App and web page records:

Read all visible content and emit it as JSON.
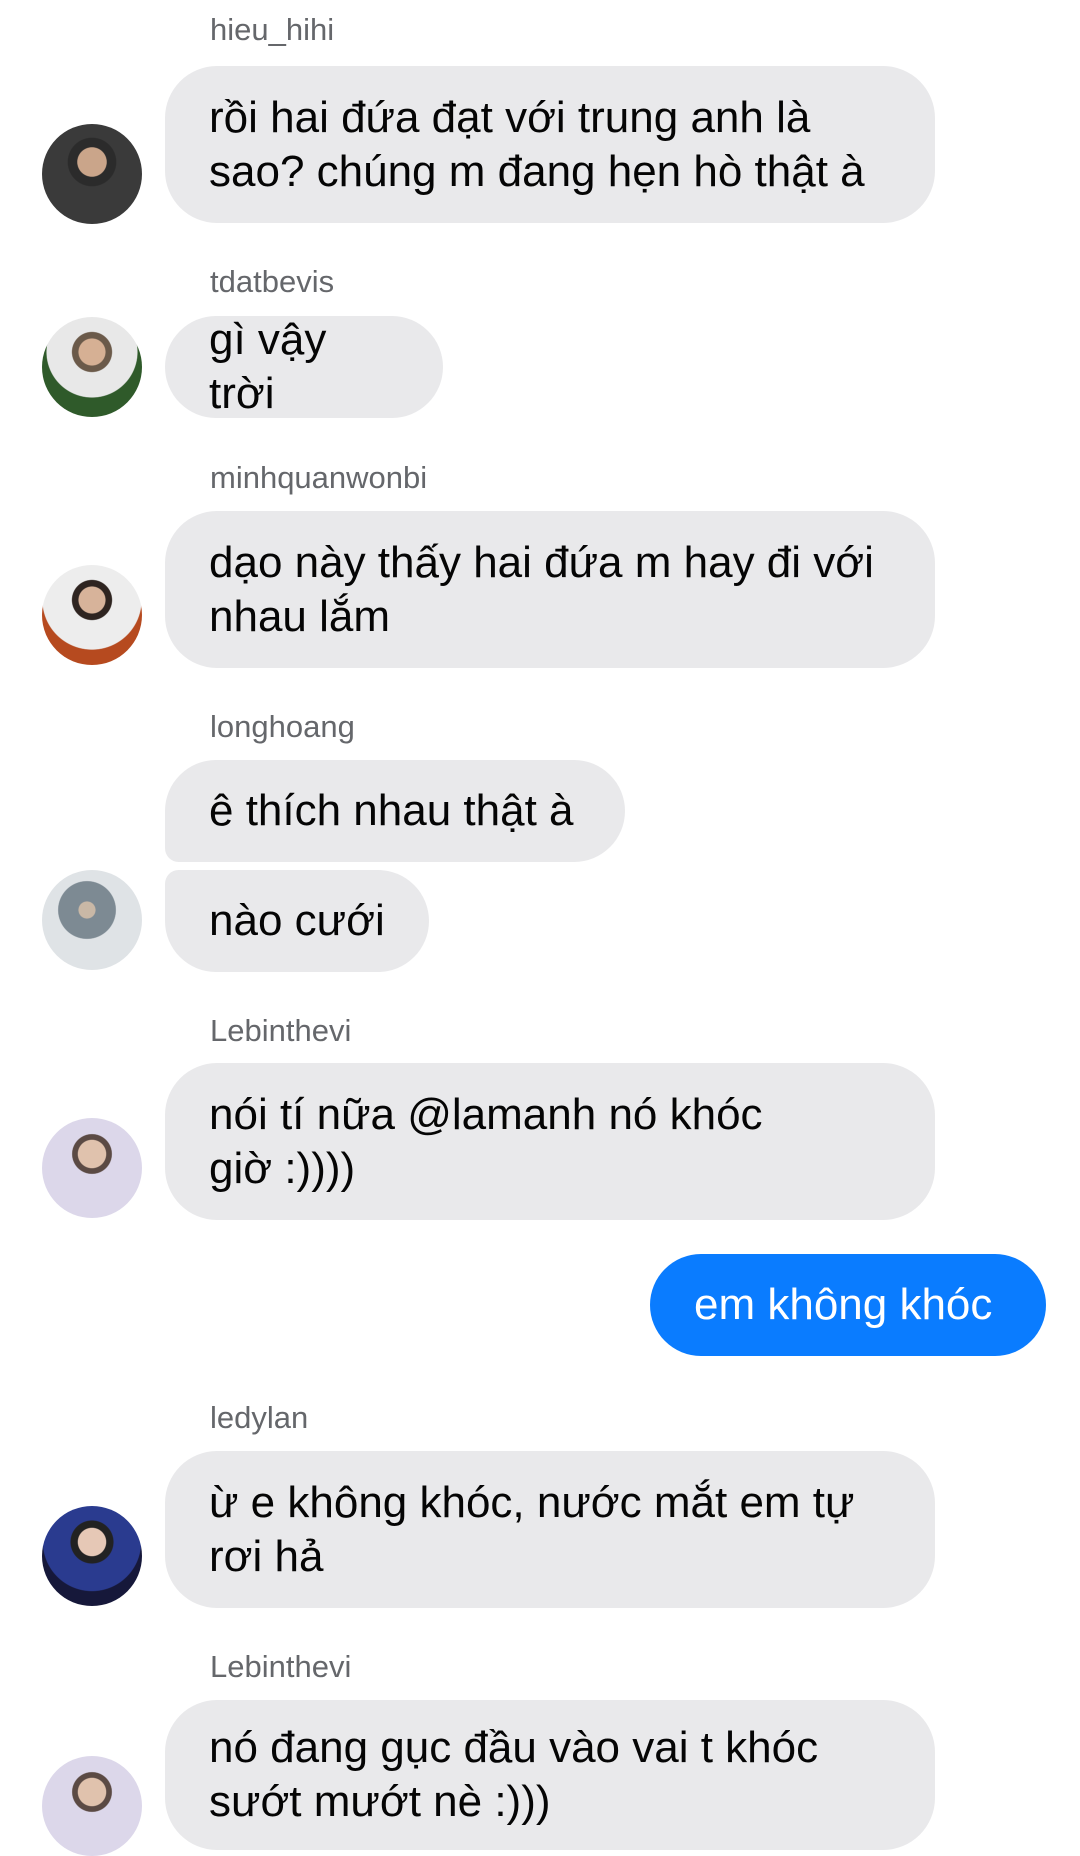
{
  "messages": [
    {
      "sender": "hieu_hihi",
      "lines": [
        "rồi hai đứa đạt với trung anh là",
        "sao? chúng m đang hẹn hò thật à"
      ]
    },
    {
      "sender": "tdatbevis",
      "lines": [
        "gì vậy trời"
      ]
    },
    {
      "sender": "minhquanwonbi",
      "lines": [
        "dạo này thấy hai đứa m hay đi với",
        "nhau lắm"
      ]
    },
    {
      "sender": "longhoang",
      "lines": [
        "ê thích nhau thật à"
      ],
      "second_lines": [
        "nào cưới"
      ]
    },
    {
      "sender": "Lebinthevi",
      "lines": [
        "nói tí nữa @lamanh nó khóc",
        "giờ :))))"
      ]
    },
    {
      "sender": "",
      "lines": [
        "em không khóc"
      ]
    },
    {
      "sender": "ledylan",
      "lines": [
        "ừ e không khóc, nước mắt em tự",
        "rơi hả"
      ]
    },
    {
      "sender": "Lebinthevi",
      "lines": [
        "nó đang gục đầu vào vai t khóc",
        "sướt mướt nè :)))"
      ]
    }
  ],
  "colors": {
    "incoming_bubble": "#e9e9eb",
    "outgoing_bubble": "#0a7cff",
    "sender_name": "#65676b"
  }
}
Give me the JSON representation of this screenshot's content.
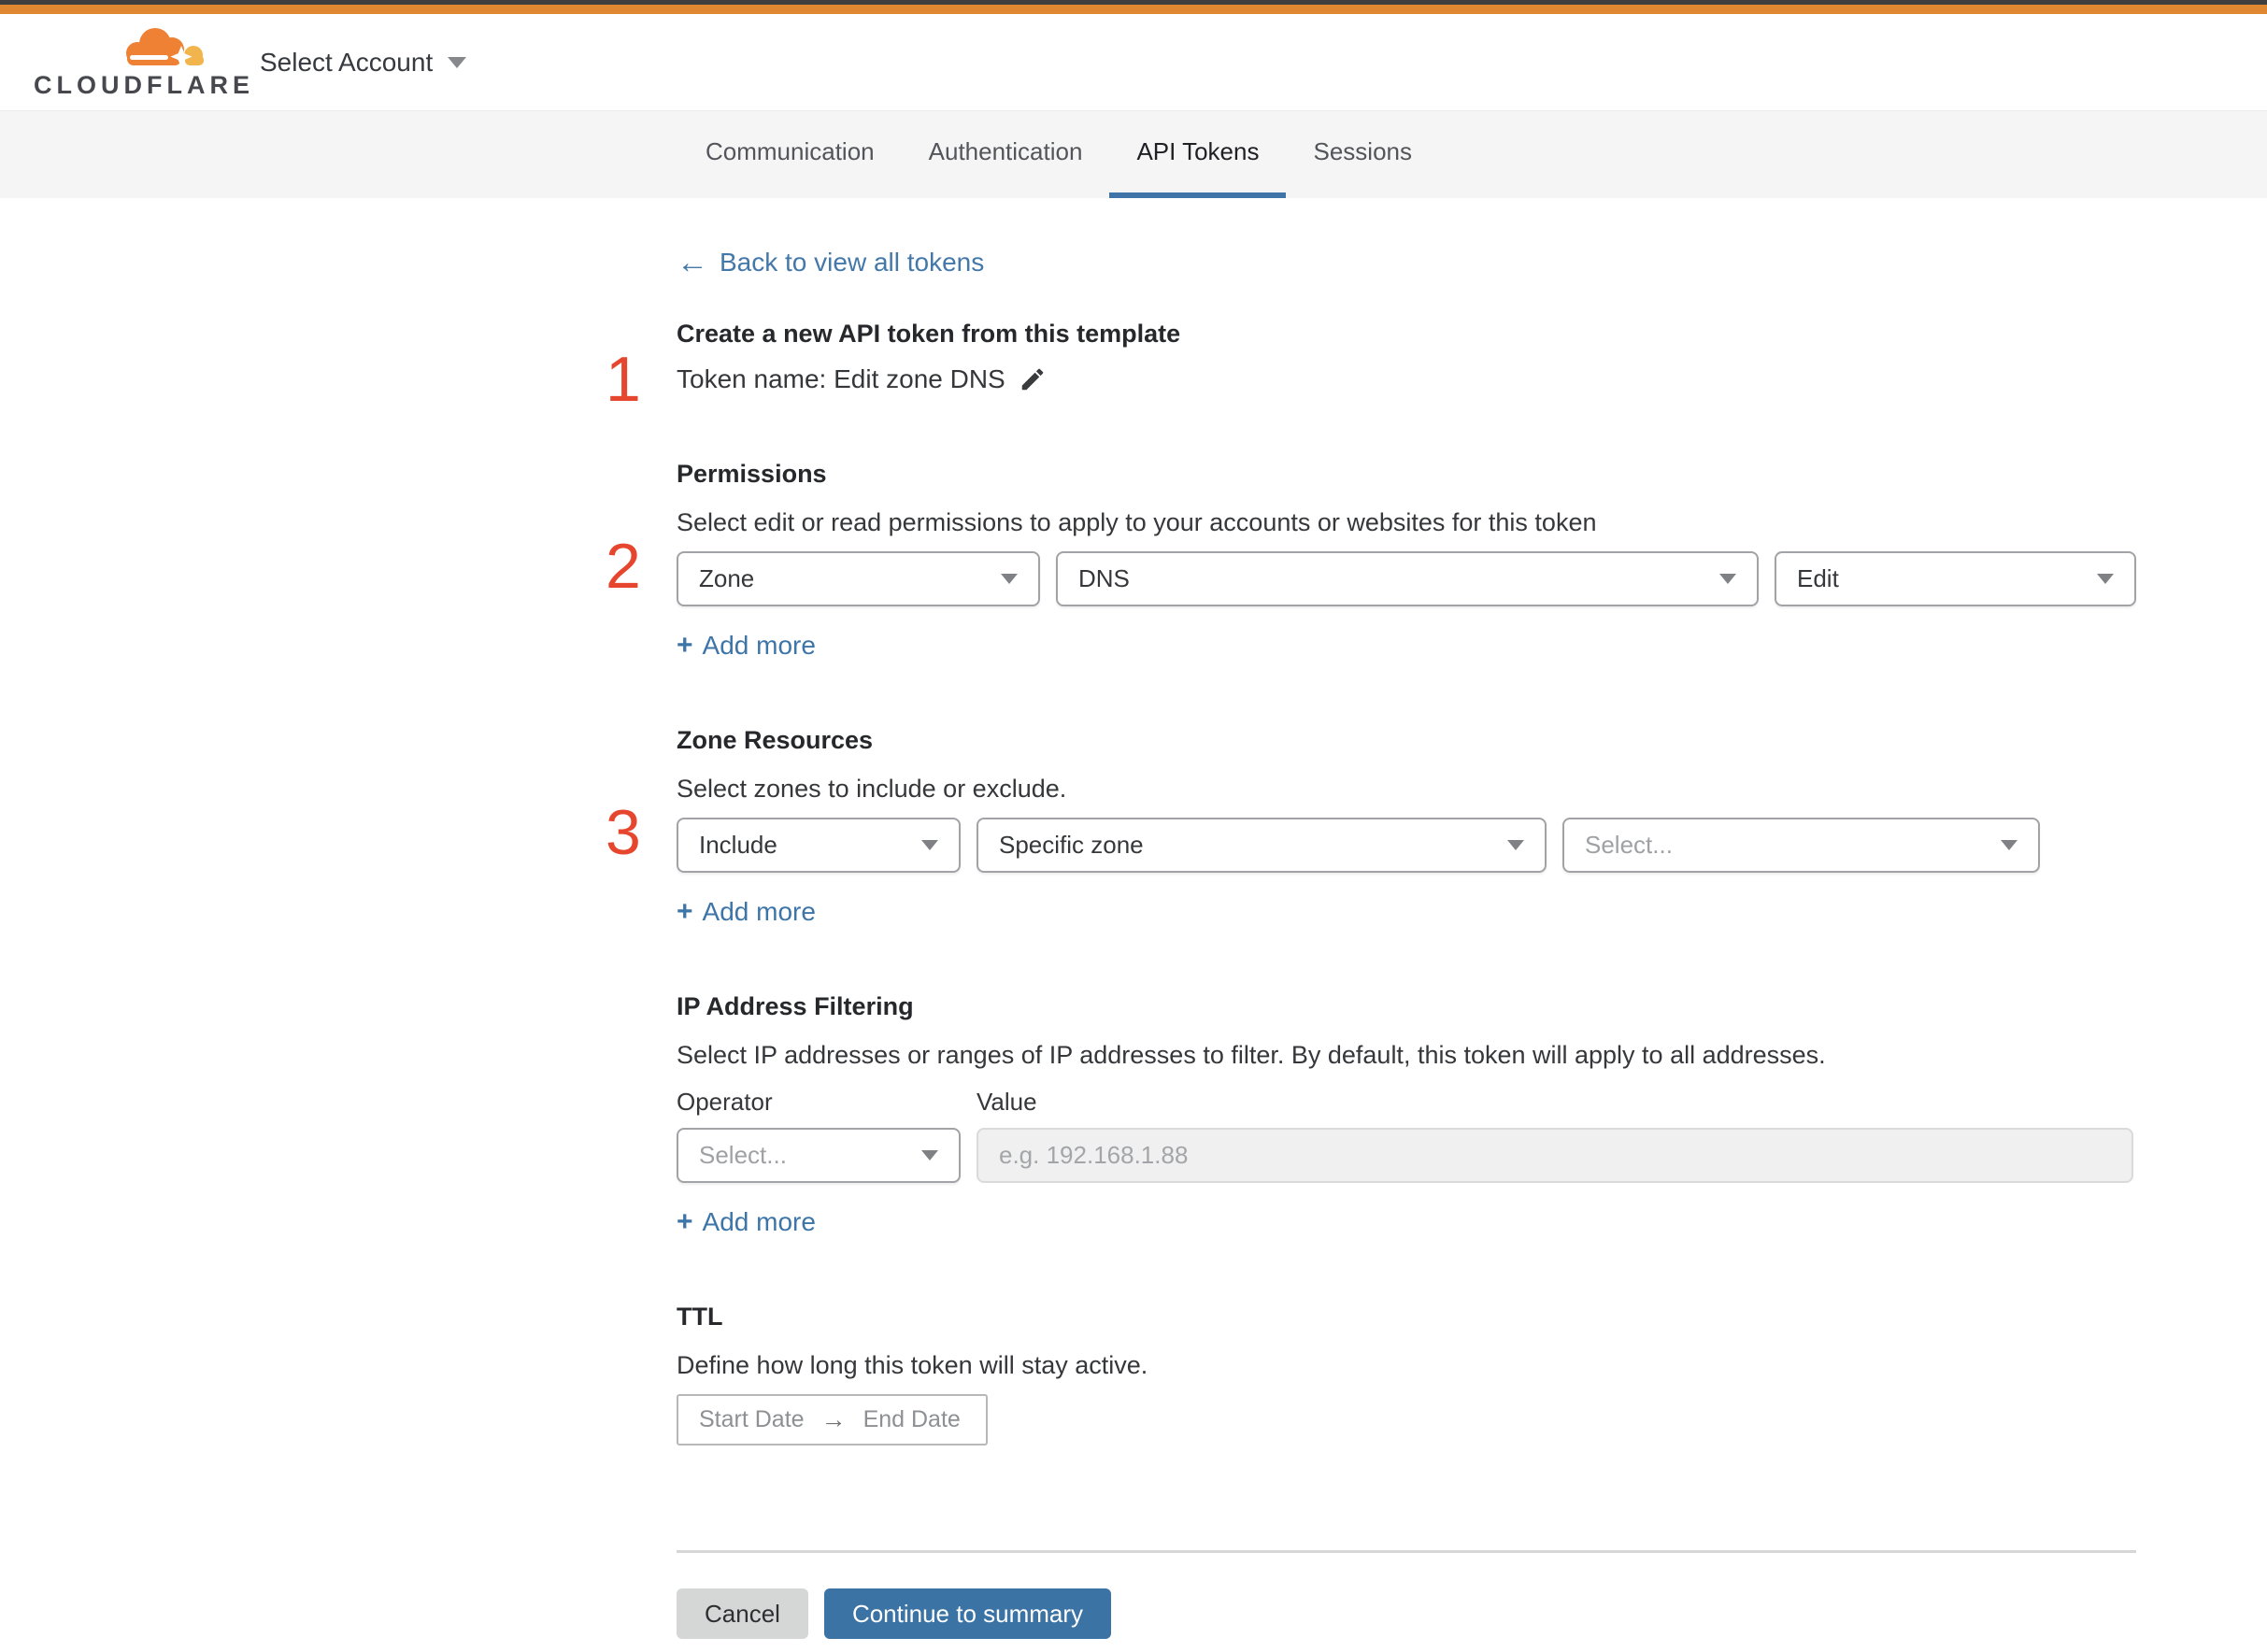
{
  "header": {
    "logo_text": "CLOUDFLARE",
    "account_selector_label": "Select Account"
  },
  "tabs": [
    {
      "label": "Communication"
    },
    {
      "label": "Authentication"
    },
    {
      "label": "API Tokens"
    },
    {
      "label": "Sessions"
    }
  ],
  "active_tab": "API Tokens",
  "back_link_label": "Back to view all tokens",
  "step1": {
    "number": "1",
    "title": "Create a new API token from this template",
    "token_name": "Token name: Edit zone DNS"
  },
  "step2": {
    "number": "2",
    "title": "Permissions",
    "description": "Select edit or read permissions to apply to your accounts or websites for this token",
    "select1": "Zone",
    "select2": "DNS",
    "select3": "Edit",
    "add_more": "Add more"
  },
  "step3": {
    "number": "3",
    "title": "Zone Resources",
    "description": "Select zones to include or exclude.",
    "select1": "Include",
    "select2": "Specific zone",
    "select3": "Select...",
    "add_more": "Add more"
  },
  "ip_filtering": {
    "title": "IP Address Filtering",
    "description": "Select IP addresses or ranges of IP addresses to filter. By default, this token will apply to all addresses.",
    "operator_label": "Operator",
    "value_label": "Value",
    "operator_select": "Select...",
    "value_placeholder": "e.g. 192.168.1.88",
    "add_more": "Add more"
  },
  "ttl": {
    "title": "TTL",
    "description": "Define how long this token will stay active.",
    "start_date": "Start Date",
    "end_date": "End Date"
  },
  "footer": {
    "cancel_label": "Cancel",
    "continue_label": "Continue to summary"
  },
  "colors": {
    "top_bar_orange": "#e08732",
    "link_blue": "#3d75a8",
    "active_tab_underline": "#3e74a8",
    "step_number_red": "#e7462e",
    "primary_button_blue": "#3c73a5"
  }
}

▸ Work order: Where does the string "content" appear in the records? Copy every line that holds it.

▸ Result for this task:
Read all visible content and emit it as JSON.
Give me the JSON representation of this screenshot's content.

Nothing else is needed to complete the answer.